vintage babyI had no idea Cousin Carol was four years older than my sister Phyllis till one day when Phyllis was about twelve, Cousin Carol announced she was getting married. It sounded like a joke. Less than two weeks ago she’d spent the night with Phyllis. Sixteen was ridiculously young to get married, but back as late as the nineteen Continue reading

Where Babies Come From

imageI have two younger sisters born seventeen months apart.  I was about eight when Connie came along.  Mother had told us she was expecting, but since I wasn’t interested in babies, I quickly put it out of my mind, not think thinking much more about it.  I even socked one of my cousins for saying my mother was pregnant.  I thought it was an insult like “trashy” or “low class.”  I was shamed to no end when my aunt confirmed that my mother was indeed “pregnant” and the word meant “expecting.”  Not only was Mother “pregnant!” She’d put me in a position to humiliate myself.

Connie and Marilyn's Toddler PicturesI found Connie very cute and entertaining once she got old enough to play.  Always happy to play with her, I’d forsake her as soon as she cried or needed a diaper.  Phyllis was a “little mother” and could care for Connie as well as Mother.  When Connie was a year old, Mother and Daddy announced a second baby was en route.  By now, I’d picked up a little misinformation and knew baby production involved the two of them.  They’d “done it” though what “it” involved was very foggy.  They’d alway said if I had any questions, come to them, so one day when Mother had her friends over for coffee,  I asked if they’d had to do “it” more than five times to get five children.  This clearly wasn’t the type question she meant.  I guess questions about Sunday School were more to her taste.  She invited me to mind my own business and not ask any more questions.
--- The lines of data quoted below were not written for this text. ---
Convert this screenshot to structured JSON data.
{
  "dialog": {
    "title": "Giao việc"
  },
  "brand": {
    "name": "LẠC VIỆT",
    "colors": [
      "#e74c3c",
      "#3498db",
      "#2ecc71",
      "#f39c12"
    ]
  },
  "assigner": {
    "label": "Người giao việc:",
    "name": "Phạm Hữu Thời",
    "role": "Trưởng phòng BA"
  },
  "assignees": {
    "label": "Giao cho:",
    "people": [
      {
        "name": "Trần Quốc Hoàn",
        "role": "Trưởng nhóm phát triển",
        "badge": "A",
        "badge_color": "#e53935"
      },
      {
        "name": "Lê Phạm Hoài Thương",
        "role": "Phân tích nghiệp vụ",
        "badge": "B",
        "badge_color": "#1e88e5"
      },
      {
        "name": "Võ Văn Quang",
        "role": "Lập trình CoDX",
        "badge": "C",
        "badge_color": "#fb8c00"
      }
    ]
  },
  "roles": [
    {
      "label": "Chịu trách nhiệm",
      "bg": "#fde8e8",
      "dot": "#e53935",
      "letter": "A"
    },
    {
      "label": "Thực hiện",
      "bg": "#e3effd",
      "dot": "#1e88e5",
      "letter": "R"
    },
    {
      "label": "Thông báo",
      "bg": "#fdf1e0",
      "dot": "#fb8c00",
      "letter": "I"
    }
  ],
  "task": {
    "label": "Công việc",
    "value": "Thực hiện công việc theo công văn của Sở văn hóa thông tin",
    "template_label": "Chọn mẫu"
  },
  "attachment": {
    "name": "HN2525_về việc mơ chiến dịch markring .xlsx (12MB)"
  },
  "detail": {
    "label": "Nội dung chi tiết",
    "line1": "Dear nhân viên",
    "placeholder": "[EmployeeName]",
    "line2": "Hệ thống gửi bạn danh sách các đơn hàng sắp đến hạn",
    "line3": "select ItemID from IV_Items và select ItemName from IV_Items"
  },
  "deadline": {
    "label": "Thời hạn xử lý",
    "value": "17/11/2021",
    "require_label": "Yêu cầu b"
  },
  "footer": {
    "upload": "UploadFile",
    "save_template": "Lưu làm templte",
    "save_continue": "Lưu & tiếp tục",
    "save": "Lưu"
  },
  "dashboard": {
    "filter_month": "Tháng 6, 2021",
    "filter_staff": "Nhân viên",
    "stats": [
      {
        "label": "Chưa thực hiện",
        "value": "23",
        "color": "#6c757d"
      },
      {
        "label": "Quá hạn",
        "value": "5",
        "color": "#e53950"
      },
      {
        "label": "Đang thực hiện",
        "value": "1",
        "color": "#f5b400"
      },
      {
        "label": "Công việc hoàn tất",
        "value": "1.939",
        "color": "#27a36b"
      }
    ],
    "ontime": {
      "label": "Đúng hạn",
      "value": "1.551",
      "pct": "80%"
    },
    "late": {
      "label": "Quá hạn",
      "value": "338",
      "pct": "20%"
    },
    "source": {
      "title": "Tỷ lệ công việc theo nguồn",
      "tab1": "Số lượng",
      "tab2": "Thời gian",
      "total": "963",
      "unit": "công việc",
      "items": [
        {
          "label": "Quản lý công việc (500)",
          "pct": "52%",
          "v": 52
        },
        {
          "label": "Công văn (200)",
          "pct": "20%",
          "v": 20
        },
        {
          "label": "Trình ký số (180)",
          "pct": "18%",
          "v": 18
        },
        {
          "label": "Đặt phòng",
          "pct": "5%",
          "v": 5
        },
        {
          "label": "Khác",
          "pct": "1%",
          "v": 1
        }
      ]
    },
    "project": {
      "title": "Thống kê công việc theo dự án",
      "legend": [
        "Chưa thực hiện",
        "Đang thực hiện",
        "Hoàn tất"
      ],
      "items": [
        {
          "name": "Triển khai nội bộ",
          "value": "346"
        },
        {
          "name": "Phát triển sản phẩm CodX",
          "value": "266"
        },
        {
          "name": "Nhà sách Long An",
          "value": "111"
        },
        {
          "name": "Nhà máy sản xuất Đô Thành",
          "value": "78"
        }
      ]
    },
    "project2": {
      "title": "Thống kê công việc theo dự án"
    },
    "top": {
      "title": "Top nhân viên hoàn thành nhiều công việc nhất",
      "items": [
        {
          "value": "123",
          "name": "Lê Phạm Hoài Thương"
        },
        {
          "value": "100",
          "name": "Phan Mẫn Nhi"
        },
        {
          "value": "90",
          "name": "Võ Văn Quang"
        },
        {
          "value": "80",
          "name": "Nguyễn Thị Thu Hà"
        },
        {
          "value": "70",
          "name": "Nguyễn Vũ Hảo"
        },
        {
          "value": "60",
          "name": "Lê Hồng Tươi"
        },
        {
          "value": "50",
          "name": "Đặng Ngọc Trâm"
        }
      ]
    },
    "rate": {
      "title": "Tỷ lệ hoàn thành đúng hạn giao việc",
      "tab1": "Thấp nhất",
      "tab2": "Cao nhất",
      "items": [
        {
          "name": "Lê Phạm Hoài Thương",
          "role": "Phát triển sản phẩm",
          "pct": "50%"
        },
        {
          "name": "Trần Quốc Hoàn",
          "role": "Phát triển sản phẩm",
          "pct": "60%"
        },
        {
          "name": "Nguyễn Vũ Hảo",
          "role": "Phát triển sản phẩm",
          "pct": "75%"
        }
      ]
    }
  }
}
People Ought Not to Have to Live That Way

imageAfter his father died , Daddy told of his family moving in a battered old shack sitting in a open field occupied by a bull and herd of cows.  It was really not much better than a barn, just unpainted planks with unfinished walls inside, tin roof visible above the open rafters. The  cows offered little threat, but the Jersey bull raged when the cows were in heat.  Mettie and the kids had to always had to keep a look out for him when they stepped outdoors to do laundry or fetch water from the well.  Mettie kept the little girls close by in case they had to make a run for the house.  She and the older boys made sure he was nowhere around before starting across the open field to the road. Continue reading